» **THE PROBLEM**: Only lines with the word "description" belong in the answer; copy them from the records below.

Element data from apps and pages

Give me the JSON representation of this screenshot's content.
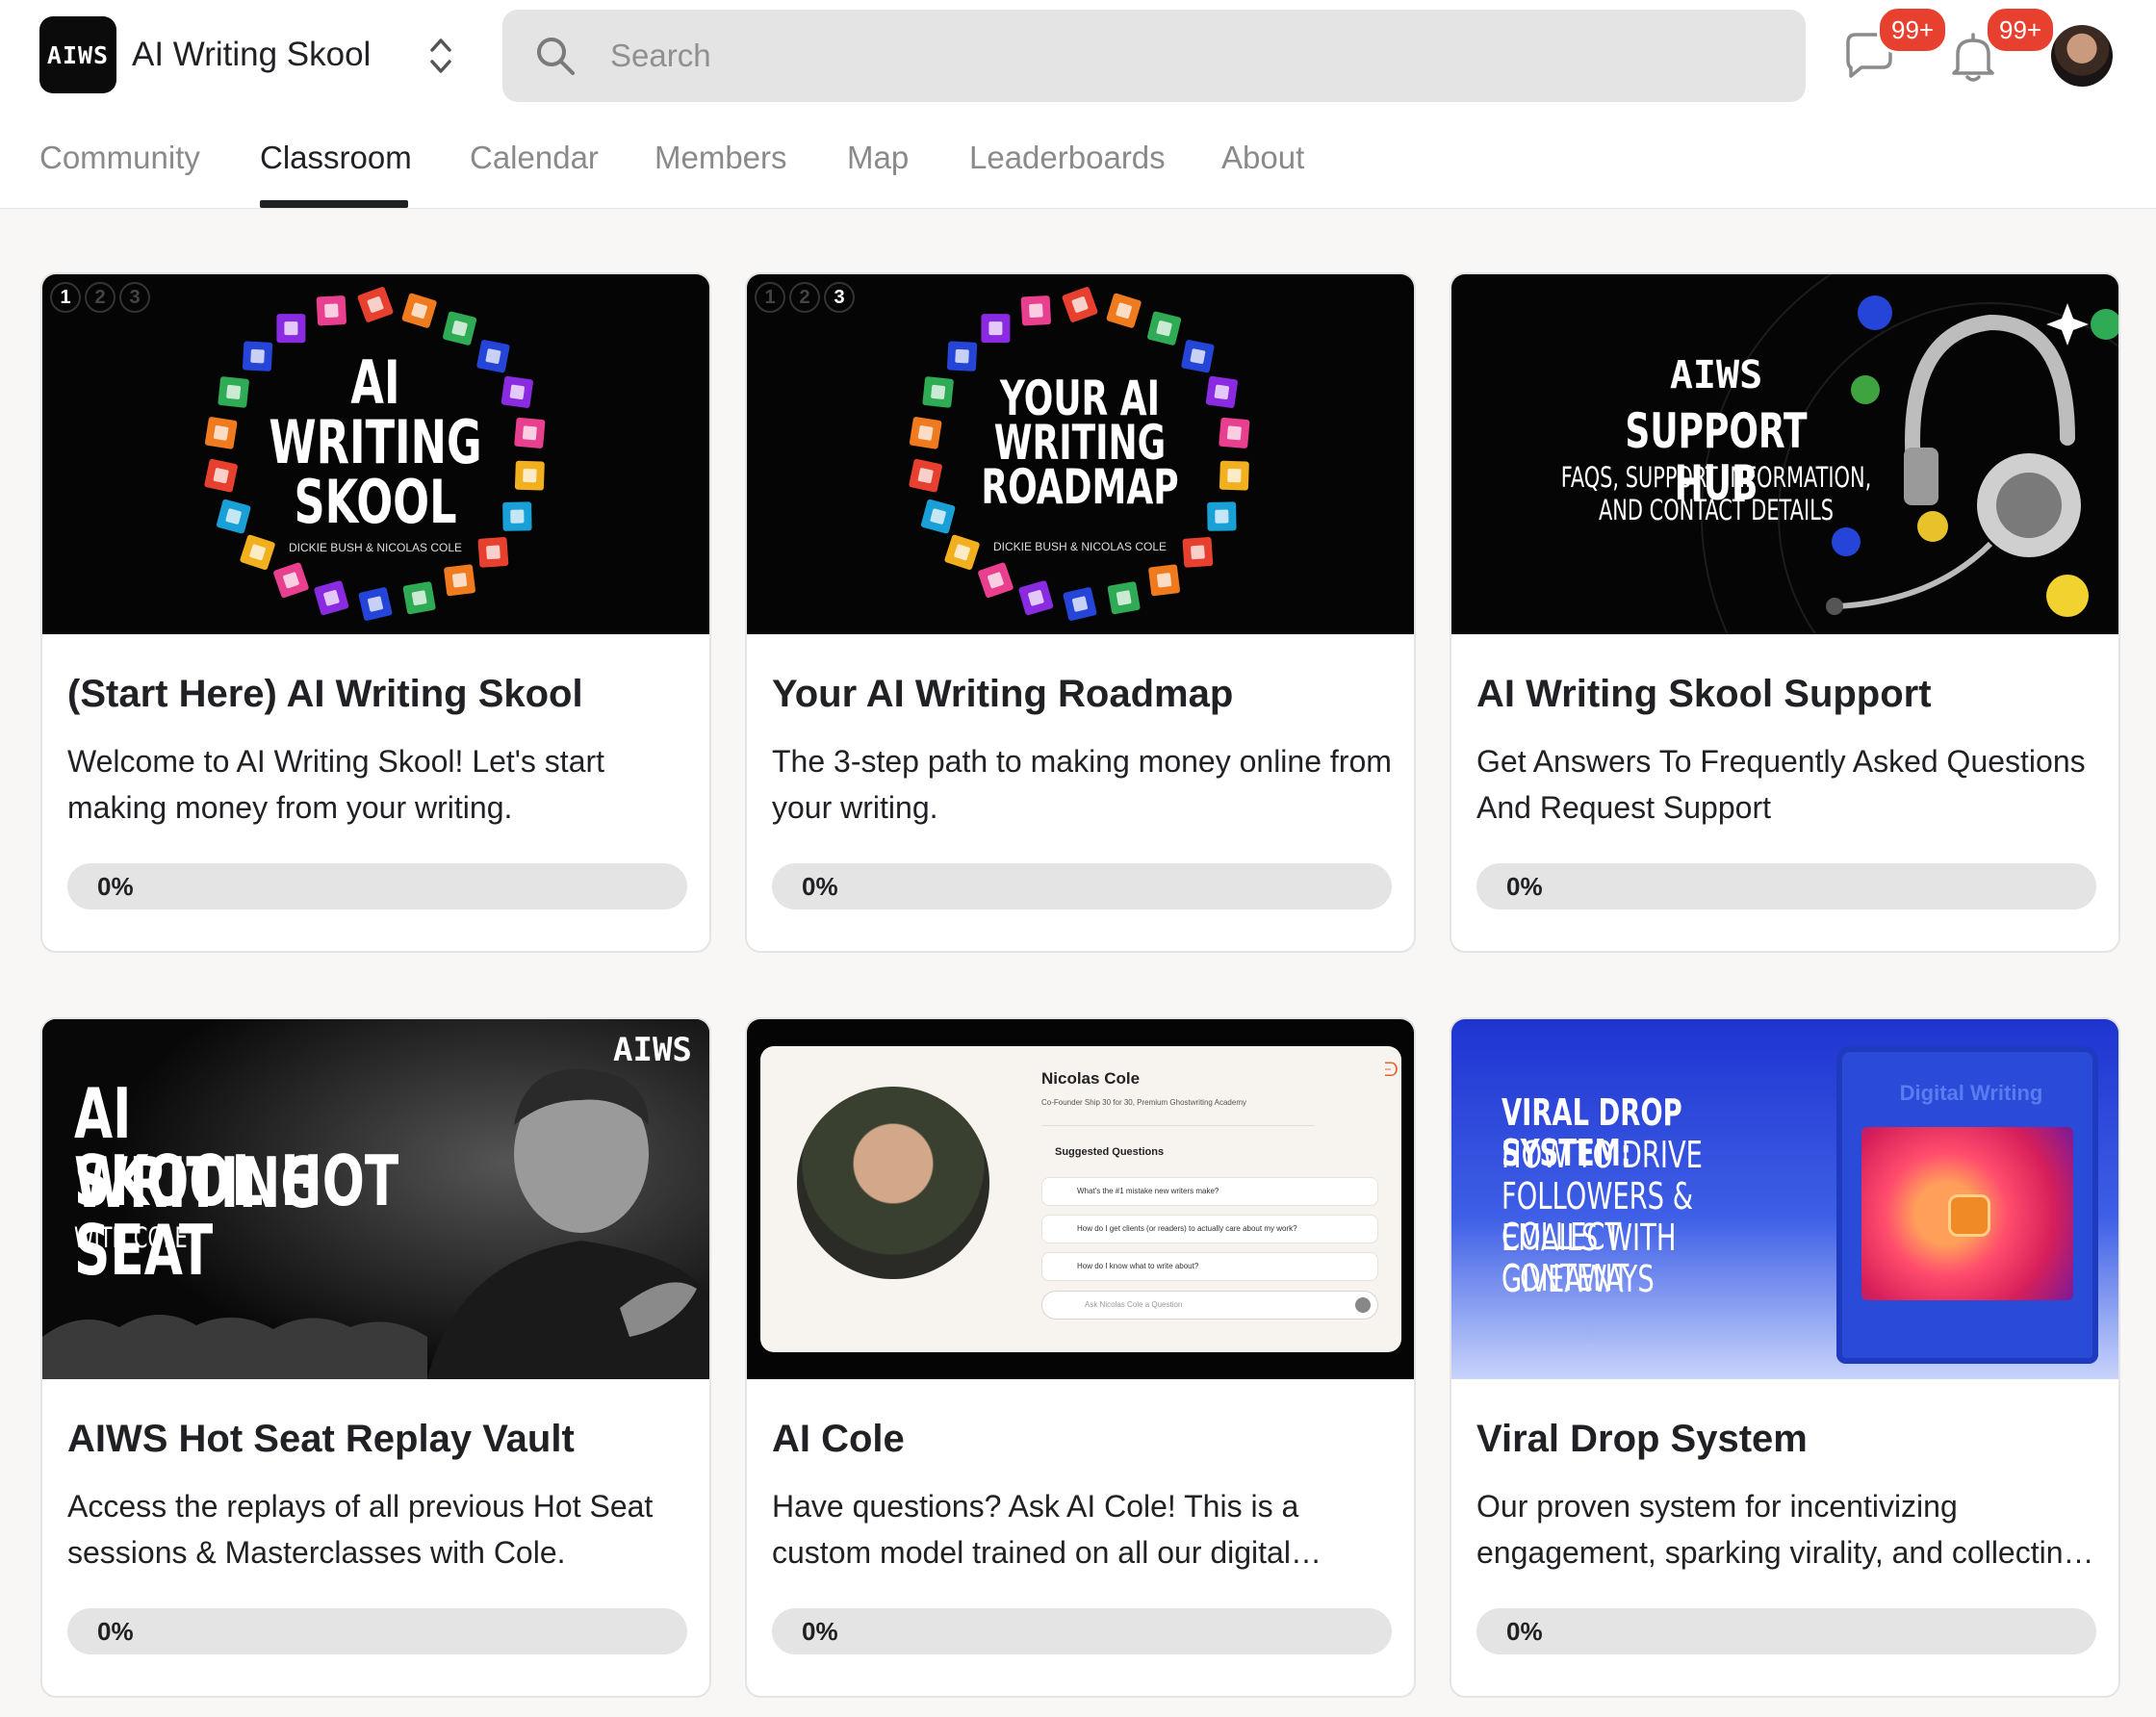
{
  "group": {
    "logo_text": "AIWS",
    "name": "AI Writing Skool"
  },
  "search": {
    "placeholder": "Search",
    "value": ""
  },
  "notifications": {
    "chat_count": "99+",
    "bell_count": "99+"
  },
  "tabs": [
    {
      "label": "Community"
    },
    {
      "label": "Classroom"
    },
    {
      "label": "Calendar"
    },
    {
      "label": "Members"
    },
    {
      "label": "Map"
    },
    {
      "label": "Leaderboards"
    },
    {
      "label": "About"
    }
  ],
  "active_tab": "Classroom",
  "courses": [
    {
      "title": "(Start Here) AI Writing Skool",
      "description": "Welcome to AI Writing Skool! Let's start making money from your writing.",
      "progress_label": "0%",
      "progress": 0,
      "thumb": {
        "steps": [
          "1",
          "2",
          "3"
        ],
        "active_step": "1",
        "line1": "AI",
        "line2": "WRITING",
        "line3": "SKOOL",
        "byline": "DICKIE BUSH & NICOLAS COLE"
      }
    },
    {
      "title": "Your AI Writing Roadmap",
      "description": "The 3-step path to making money online from your writing.",
      "progress_label": "0%",
      "progress": 0,
      "thumb": {
        "steps": [
          "1",
          "2",
          "3"
        ],
        "active_step": "3",
        "line1": "YOUR AI",
        "line2": "WRITING",
        "line3": "ROADMAP",
        "byline": "DICKIE BUSH & NICOLAS COLE"
      }
    },
    {
      "title": "AI Writing Skool Support",
      "description": "Get Answers To Frequently Asked Questions And Request Support",
      "progress_label": "0%",
      "progress": 0,
      "thumb": {
        "brand": "AIWS",
        "headline": "SUPPORT HUB",
        "sub1": "FAQS, SUPPORT INFORMATION,",
        "sub2": "AND CONTACT DETAILS"
      }
    },
    {
      "title": "AIWS Hot Seat Replay Vault",
      "description": "Access the replays of all previous Hot Seat sessions & Masterclasses with Cole.",
      "progress_label": "0%",
      "progress": 0,
      "thumb": {
        "brand": "AIWS",
        "line1": "AI WRITING",
        "line2": "SKOOL HOT SEAT",
        "line3": "WITH COLE"
      }
    },
    {
      "title": "AI Cole",
      "description": "Have questions? Ask AI Cole! This is a custom model trained on all our digital…",
      "progress_label": "0%",
      "progress": 0,
      "thumb": {
        "name": "Nicolas Cole",
        "subtitle": "Co-Founder Ship 30 for 30, Premium Ghostwriting Academy",
        "section": "Suggested Questions",
        "questions": [
          "What's the #1 mistake new writers make?",
          "How do I get clients (or readers) to actually care about my work?",
          "How do I know what to write about?"
        ],
        "ask_placeholder": "Ask Nicolas Cole a Question"
      }
    },
    {
      "title": "Viral Drop System",
      "description": "Our proven system for incentivizing engagement, sparking virality, and collectin…",
      "progress_label": "0%",
      "progress": 0,
      "thumb": {
        "line1": "VIRAL DROP SYSTEM:",
        "line2": "HOW TO DRIVE",
        "line3": "FOLLOWERS & COLLECT",
        "line4": "EMAILS WITH CONTENT",
        "line5": "GIVEAWAYS",
        "cartridge_label": "Digital Writing"
      }
    }
  ],
  "colors": {
    "accent": "#202124",
    "badge": "#e8402f",
    "search_bg": "#e4e4e4",
    "page_bg": "#f8f7f5",
    "viral_blue": "#2340d8"
  }
}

» **EXERCISE SOLUTION**:
      "description": "Welcome to AI Writing Skool! Let's start making money from your writing.",
      "description": "The 3-step path to making money online from your writing.",
      "description": "Get Answers To Frequently Asked Questions And Request Support",
      "description": "Access the replays of all previous Hot Seat sessions & Masterclasses with Cole.",
      "description": "Have questions? Ask AI Cole! This is a custom model trained on all our digital…",
      "description": "Our proven system for incentivizing engagement, sparking virality, and collectin…",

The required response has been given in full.